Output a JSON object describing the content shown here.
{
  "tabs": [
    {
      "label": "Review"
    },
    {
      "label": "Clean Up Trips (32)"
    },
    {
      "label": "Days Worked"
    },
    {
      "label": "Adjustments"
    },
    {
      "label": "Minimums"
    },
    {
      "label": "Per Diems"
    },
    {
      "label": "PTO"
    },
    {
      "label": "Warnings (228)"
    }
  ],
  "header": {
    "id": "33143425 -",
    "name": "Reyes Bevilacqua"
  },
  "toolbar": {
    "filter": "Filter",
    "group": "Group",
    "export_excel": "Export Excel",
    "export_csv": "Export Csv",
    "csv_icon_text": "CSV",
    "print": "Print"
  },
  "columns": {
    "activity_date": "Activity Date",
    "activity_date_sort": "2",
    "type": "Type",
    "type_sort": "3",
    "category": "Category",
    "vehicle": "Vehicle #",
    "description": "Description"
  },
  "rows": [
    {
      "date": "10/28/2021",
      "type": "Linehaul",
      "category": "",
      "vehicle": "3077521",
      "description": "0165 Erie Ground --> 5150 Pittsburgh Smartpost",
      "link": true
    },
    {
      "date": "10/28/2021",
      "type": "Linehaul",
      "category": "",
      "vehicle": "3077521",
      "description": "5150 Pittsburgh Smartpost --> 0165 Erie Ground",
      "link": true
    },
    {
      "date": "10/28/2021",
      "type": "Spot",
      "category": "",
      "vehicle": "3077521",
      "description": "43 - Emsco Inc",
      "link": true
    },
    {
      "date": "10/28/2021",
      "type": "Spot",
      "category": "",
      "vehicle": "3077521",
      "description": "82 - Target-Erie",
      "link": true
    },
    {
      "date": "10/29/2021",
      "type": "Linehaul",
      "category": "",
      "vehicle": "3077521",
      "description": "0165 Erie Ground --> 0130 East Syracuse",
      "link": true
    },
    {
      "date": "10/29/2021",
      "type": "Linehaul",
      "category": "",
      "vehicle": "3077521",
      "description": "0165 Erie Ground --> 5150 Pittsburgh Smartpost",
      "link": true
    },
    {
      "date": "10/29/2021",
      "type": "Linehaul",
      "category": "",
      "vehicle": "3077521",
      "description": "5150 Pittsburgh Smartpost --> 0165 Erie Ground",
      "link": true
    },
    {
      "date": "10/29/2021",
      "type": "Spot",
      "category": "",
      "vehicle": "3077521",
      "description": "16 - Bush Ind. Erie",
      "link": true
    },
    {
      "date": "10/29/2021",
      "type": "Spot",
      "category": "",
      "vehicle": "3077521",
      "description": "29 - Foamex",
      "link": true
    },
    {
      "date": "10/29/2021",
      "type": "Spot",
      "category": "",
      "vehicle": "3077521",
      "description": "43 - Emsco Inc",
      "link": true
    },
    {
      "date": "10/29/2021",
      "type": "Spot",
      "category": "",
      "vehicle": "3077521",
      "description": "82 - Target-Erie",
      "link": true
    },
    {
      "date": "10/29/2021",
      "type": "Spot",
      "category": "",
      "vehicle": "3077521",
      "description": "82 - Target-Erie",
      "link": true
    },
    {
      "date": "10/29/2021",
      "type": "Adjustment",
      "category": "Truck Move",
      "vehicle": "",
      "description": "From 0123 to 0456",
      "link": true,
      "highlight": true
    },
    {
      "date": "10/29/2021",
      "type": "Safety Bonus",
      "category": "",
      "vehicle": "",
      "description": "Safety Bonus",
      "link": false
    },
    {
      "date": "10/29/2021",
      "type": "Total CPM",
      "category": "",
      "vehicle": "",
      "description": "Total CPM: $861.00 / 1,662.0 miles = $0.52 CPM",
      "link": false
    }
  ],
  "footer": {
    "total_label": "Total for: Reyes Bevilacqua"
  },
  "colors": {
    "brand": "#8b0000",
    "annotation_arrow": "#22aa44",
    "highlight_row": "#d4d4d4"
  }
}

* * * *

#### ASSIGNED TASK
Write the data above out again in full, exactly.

#### SOLUTION FOR THIS EXERCISE
Output a JSON object describing the content shown here.
{
  "tabs": [
    {
      "label": "Review"
    },
    {
      "label": "Clean Up Trips (32)"
    },
    {
      "label": "Days Worked"
    },
    {
      "label": "Adjustments"
    },
    {
      "label": "Minimums"
    },
    {
      "label": "Per Diems"
    },
    {
      "label": "PTO"
    },
    {
      "label": "Warnings (228)"
    }
  ],
  "header": {
    "id": "33143425 -",
    "name": "Reyes Bevilacqua"
  },
  "toolbar": {
    "filter": "Filter",
    "group": "Group",
    "export_excel": "Export Excel",
    "export_csv": "Export Csv",
    "csv_icon_text": "CSV",
    "print": "Print"
  },
  "columns": {
    "activity_date": "Activity Date",
    "activity_date_sort": "2",
    "type": "Type",
    "type_sort": "3",
    "category": "Category",
    "vehicle": "Vehicle #",
    "description": "Description"
  },
  "rows": [
    {
      "date": "10/28/2021",
      "type": "Linehaul",
      "category": "",
      "vehicle": "3077521",
      "description": "0165 Erie Ground --> 5150 Pittsburgh Smartpost",
      "link": true
    },
    {
      "date": "10/28/2021",
      "type": "Linehaul",
      "category": "",
      "vehicle": "3077521",
      "description": "5150 Pittsburgh Smartpost --> 0165 Erie Ground",
      "link": true
    },
    {
      "date": "10/28/2021",
      "type": "Spot",
      "category": "",
      "vehicle": "3077521",
      "description": "43 - Emsco Inc",
      "link": true
    },
    {
      "date": "10/28/2021",
      "type": "Spot",
      "category": "",
      "vehicle": "3077521",
      "description": "82 - Target-Erie",
      "link": true
    },
    {
      "date": "10/29/2021",
      "type": "Linehaul",
      "category": "",
      "vehicle": "3077521",
      "description": "0165 Erie Ground --> 0130 East Syracuse",
      "link": true
    },
    {
      "date": "10/29/2021",
      "type": "Linehaul",
      "category": "",
      "vehicle": "3077521",
      "description": "0165 Erie Ground --> 5150 Pittsburgh Smartpost",
      "link": true
    },
    {
      "date": "10/29/2021",
      "type": "Linehaul",
      "category": "",
      "vehicle": "3077521",
      "description": "5150 Pittsburgh Smartpost --> 0165 Erie Ground",
      "link": true
    },
    {
      "date": "10/29/2021",
      "type": "Spot",
      "category": "",
      "vehicle": "3077521",
      "description": "16 - Bush Ind. Erie",
      "link": true
    },
    {
      "date": "10/29/2021",
      "type": "Spot",
      "category": "",
      "vehicle": "3077521",
      "description": "29 - Foamex",
      "link": true
    },
    {
      "date": "10/29/2021",
      "type": "Spot",
      "category": "",
      "vehicle": "3077521",
      "description": "43 - Emsco Inc",
      "link": true
    },
    {
      "date": "10/29/2021",
      "type": "Spot",
      "category": "",
      "vehicle": "3077521",
      "description": "82 - Target-Erie",
      "link": true
    },
    {
      "date": "10/29/2021",
      "type": "Spot",
      "category": "",
      "vehicle": "3077521",
      "description": "82 - Target-Erie",
      "link": true
    },
    {
      "date": "10/29/2021",
      "type": "Adjustment",
      "category": "Truck Move",
      "vehicle": "",
      "description": "From 0123 to 0456",
      "link": true,
      "highlight": true
    },
    {
      "date": "10/29/2021",
      "type": "Safety Bonus",
      "category": "",
      "vehicle": "",
      "description": "Safety Bonus",
      "link": false
    },
    {
      "date": "10/29/2021",
      "type": "Total CPM",
      "category": "",
      "vehicle": "",
      "description": "Total CPM: $861.00 / 1,662.0 miles = $0.52 CPM",
      "link": false
    }
  ],
  "footer": {
    "total_label": "Total for: Reyes Bevilacqua"
  },
  "colors": {
    "brand": "#8b0000",
    "annotation_arrow": "#22aa44",
    "highlight_row": "#d4d4d4"
  }
}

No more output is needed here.